This week, the newest federal judges are in Texas for training on their new jobs, a workshop affectionately called “Baby Judges School,” the Associated Press reports. The training is the first to be held for judges appointed by President Trump, but there will be more. The new judges are learning everything from how to manage the hundreds of cases they’ll oversee to how to pick a jury, try civil and criminal cases, and take a guilty plea. And they’re attending sessions on ethics, on sentencing and on how to talk to victims, defendants and their families. “The goal of the baby judge program is to make sure that people have the fundamentals that they need to be able to do the job,” said Judge Jeremy Fogel of the Federal Judicial Center, the judicial branch’s research and education agency.
The training isn’t mandatory, but the vast majority of new, federal trial-level judges choose to attend, and some appeals court judges do, too.
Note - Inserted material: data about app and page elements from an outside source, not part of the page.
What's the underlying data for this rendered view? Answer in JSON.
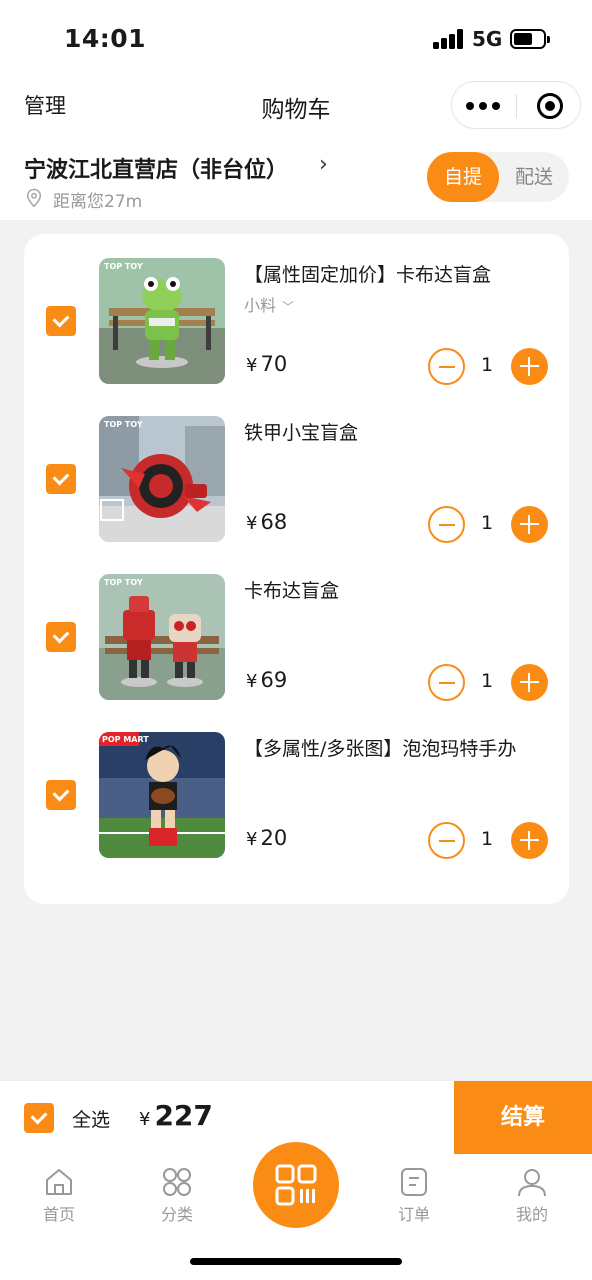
{
  "status_bar": {
    "time": "14:01",
    "network": "5G"
  },
  "header": {
    "manage_label": "管理",
    "title": "购物车"
  },
  "store": {
    "name": "宁波江北直营店（非台位）",
    "chevron": "›",
    "distance": "距离您27m",
    "modes": [
      "自提",
      "配送"
    ],
    "active_mode": "自提"
  },
  "cart": {
    "items": [
      {
        "name": "【属性固定加价】卡布达盲盒",
        "spec": "小料",
        "currency": "¥",
        "price": "70",
        "quantity": "1",
        "image_brand": "TOP TOY",
        "checked": true
      },
      {
        "name": "铁甲小宝盲盒",
        "spec": "",
        "currency": "¥",
        "price": "68",
        "quantity": "1",
        "image_brand": "TOP TOY",
        "checked": true
      },
      {
        "name": "卡布达盲盒",
        "spec": "",
        "currency": "¥",
        "price": "69",
        "quantity": "1",
        "image_brand": "TOP TOY",
        "checked": true
      },
      {
        "name": "【多属性/多张图】泡泡玛特手办",
        "spec": "",
        "currency": "¥",
        "price": "20",
        "quantity": "1",
        "image_brand": "POP MART",
        "checked": true
      }
    ]
  },
  "checkout": {
    "select_all_label": "全选",
    "currency": "¥",
    "total": "227",
    "button_label": "结算"
  },
  "tab_bar": {
    "tabs": [
      {
        "label": "首页",
        "icon": "home-icon"
      },
      {
        "label": "分类",
        "icon": "category-icon"
      },
      {
        "label": "",
        "icon": "scan-icon"
      },
      {
        "label": "订单",
        "icon": "order-icon"
      },
      {
        "label": "我的",
        "icon": "profile-icon"
      }
    ]
  },
  "colors": {
    "accent": "#fa8c16",
    "background": "#f2f2f2",
    "muted": "#999999"
  }
}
The Senate has confirmed 24 Trump nominees, and the president has 145 judicial vacancies to fill. For the first time a portion of the class will be dedicated exclusively to discussing workplace harassment. Last year, federal appeals court Judge Alex Kozinski retired after accusations of sexual misconduct, including that he had touched women inappropriately and asked law clerks to view pornography in his chambers. Judges will discuss that behavior, along with other scenarios such as whether it’s ever appropriate to tell a sexually explicit joke or ask a clerk to pick up dry cleaning. The judges will spend a half-day touring a federal prison. Previous groups have eaten a prison meal, and they always talk with prisoners about their experiences in the courtroom and as inmates.